**TASK DESCRIPTION:** Your response should consist of the records, reproduced exactly.

**GIVEN RECORDS:**
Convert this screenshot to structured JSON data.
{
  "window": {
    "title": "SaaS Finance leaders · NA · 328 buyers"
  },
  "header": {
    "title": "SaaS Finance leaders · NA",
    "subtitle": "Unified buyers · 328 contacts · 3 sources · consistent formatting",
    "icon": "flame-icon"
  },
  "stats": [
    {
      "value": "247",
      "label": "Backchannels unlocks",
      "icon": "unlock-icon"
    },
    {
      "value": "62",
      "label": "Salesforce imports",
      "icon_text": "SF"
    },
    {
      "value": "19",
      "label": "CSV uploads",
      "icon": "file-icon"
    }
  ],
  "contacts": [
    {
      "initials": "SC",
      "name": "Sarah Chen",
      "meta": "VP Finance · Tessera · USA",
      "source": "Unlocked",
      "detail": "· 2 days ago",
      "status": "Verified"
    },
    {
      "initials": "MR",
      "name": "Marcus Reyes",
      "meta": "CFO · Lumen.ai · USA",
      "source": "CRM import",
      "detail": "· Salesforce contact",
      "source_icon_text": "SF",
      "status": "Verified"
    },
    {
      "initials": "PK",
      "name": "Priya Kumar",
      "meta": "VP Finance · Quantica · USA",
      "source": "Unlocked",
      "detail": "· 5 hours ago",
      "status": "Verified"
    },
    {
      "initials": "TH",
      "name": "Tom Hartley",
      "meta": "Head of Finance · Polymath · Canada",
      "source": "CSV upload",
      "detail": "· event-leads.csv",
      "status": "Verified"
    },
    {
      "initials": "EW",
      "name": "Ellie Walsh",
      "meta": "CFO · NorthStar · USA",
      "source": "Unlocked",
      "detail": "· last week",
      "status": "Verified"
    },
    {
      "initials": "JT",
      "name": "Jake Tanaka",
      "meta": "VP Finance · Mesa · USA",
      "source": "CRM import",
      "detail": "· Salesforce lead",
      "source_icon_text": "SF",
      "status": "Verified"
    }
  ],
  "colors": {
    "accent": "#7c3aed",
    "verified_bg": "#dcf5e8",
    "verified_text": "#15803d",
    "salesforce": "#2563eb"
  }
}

**EXERCISE RESPONSE:**
Convert this screenshot to structured JSON data.
{
  "window": {
    "title": "SaaS Finance leaders · NA · 328 buyers"
  },
  "header": {
    "title": "SaaS Finance leaders · NA",
    "subtitle": "Unified buyers · 328 contacts · 3 sources · consistent formatting",
    "icon": "flame-icon"
  },
  "stats": [
    {
      "value": "247",
      "label": "Backchannels unlocks",
      "icon": "unlock-icon"
    },
    {
      "value": "62",
      "label": "Salesforce imports",
      "icon_text": "SF"
    },
    {
      "value": "19",
      "label": "CSV uploads",
      "icon": "file-icon"
    }
  ],
  "contacts": [
    {
      "initials": "SC",
      "name": "Sarah Chen",
      "meta": "VP Finance · Tessera · USA",
      "source": "Unlocked",
      "detail": "· 2 days ago",
      "status": "Verified"
    },
    {
      "initials": "MR",
      "name": "Marcus Reyes",
      "meta": "CFO · Lumen.ai · USA",
      "source": "CRM import",
      "detail": "· Salesforce contact",
      "source_icon_text": "SF",
      "status": "Verified"
    },
    {
      "initials": "PK",
      "name": "Priya Kumar",
      "meta": "VP Finance · Quantica · USA",
      "source": "Unlocked",
      "detail": "· 5 hours ago",
      "status": "Verified"
    },
    {
      "initials": "TH",
      "name": "Tom Hartley",
      "meta": "Head of Finance · Polymath · Canada",
      "source": "CSV upload",
      "detail": "· event-leads.csv",
      "status": "Verified"
    },
    {
      "initials": "EW",
      "name": "Ellie Walsh",
      "meta": "CFO · NorthStar · USA",
      "source": "Unlocked",
      "detail": "· last week",
      "status": "Verified"
    },
    {
      "initials": "JT",
      "name": "Jake Tanaka",
      "meta": "VP Finance · Mesa · USA",
      "source": "CRM import",
      "detail": "· Salesforce lead",
      "source_icon_text": "SF",
      "status": "Verified"
    }
  ],
  "colors": {
    "accent": "#7c3aed",
    "verified_bg": "#dcf5e8",
    "verified_text": "#15803d",
    "salesforce": "#2563eb"
  }
}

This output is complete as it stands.